| TASK BRIEF |
Reproduce the full set of records that follow, exactly as shown.

Component data from apps and pages:
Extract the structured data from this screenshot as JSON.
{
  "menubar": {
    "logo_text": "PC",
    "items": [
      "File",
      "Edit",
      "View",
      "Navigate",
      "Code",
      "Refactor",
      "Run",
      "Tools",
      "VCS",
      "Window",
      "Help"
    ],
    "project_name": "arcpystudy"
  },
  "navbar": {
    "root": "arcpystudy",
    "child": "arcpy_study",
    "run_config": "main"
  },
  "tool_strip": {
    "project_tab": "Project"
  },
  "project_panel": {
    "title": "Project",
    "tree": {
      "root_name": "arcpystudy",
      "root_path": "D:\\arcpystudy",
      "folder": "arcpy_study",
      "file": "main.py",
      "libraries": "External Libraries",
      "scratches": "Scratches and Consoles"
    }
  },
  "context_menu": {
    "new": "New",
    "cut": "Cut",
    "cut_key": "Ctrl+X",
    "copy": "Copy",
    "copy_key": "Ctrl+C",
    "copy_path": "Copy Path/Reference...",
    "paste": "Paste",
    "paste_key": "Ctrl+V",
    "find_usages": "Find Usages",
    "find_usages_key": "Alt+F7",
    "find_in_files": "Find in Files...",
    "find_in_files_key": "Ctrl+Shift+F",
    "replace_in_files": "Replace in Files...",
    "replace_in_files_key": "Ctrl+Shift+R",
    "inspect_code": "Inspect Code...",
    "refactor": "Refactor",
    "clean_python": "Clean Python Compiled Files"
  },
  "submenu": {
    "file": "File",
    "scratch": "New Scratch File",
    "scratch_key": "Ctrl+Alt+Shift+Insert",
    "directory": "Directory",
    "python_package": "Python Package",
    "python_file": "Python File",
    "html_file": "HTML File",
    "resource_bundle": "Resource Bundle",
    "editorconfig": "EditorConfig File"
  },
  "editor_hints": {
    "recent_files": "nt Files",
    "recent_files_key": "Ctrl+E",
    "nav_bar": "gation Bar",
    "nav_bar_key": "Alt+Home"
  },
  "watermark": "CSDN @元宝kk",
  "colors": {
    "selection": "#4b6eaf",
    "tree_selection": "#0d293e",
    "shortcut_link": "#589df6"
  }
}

| RESPONSE TO THE TASK |
Extract the structured data from this screenshot as JSON.
{
  "menubar": {
    "logo_text": "PC",
    "items": [
      "File",
      "Edit",
      "View",
      "Navigate",
      "Code",
      "Refactor",
      "Run",
      "Tools",
      "VCS",
      "Window",
      "Help"
    ],
    "project_name": "arcpystudy"
  },
  "navbar": {
    "root": "arcpystudy",
    "child": "arcpy_study",
    "run_config": "main"
  },
  "tool_strip": {
    "project_tab": "Project"
  },
  "project_panel": {
    "title": "Project",
    "tree": {
      "root_name": "arcpystudy",
      "root_path": "D:\\arcpystudy",
      "folder": "arcpy_study",
      "file": "main.py",
      "libraries": "External Libraries",
      "scratches": "Scratches and Consoles"
    }
  },
  "context_menu": {
    "new": "New",
    "cut": "Cut",
    "cut_key": "Ctrl+X",
    "copy": "Copy",
    "copy_key": "Ctrl+C",
    "copy_path": "Copy Path/Reference...",
    "paste": "Paste",
    "paste_key": "Ctrl+V",
    "find_usages": "Find Usages",
    "find_usages_key": "Alt+F7",
    "find_in_files": "Find in Files...",
    "find_in_files_key": "Ctrl+Shift+F",
    "replace_in_files": "Replace in Files...",
    "replace_in_files_key": "Ctrl+Shift+R",
    "inspect_code": "Inspect Code...",
    "refactor": "Refactor",
    "clean_python": "Clean Python Compiled Files"
  },
  "submenu": {
    "file": "File",
    "scratch": "New Scratch File",
    "scratch_key": "Ctrl+Alt+Shift+Insert",
    "directory": "Directory",
    "python_package": "Python Package",
    "python_file": "Python File",
    "html_file": "HTML File",
    "resource_bundle": "Resource Bundle",
    "editorconfig": "EditorConfig File"
  },
  "editor_hints": {
    "recent_files": "nt Files",
    "recent_files_key": "Ctrl+E",
    "nav_bar": "gation Bar",
    "nav_bar_key": "Alt+Home"
  },
  "watermark": "CSDN @元宝kk",
  "colors": {
    "selection": "#4b6eaf",
    "tree_selection": "#0d293e",
    "shortcut_link": "#589df6"
  }
}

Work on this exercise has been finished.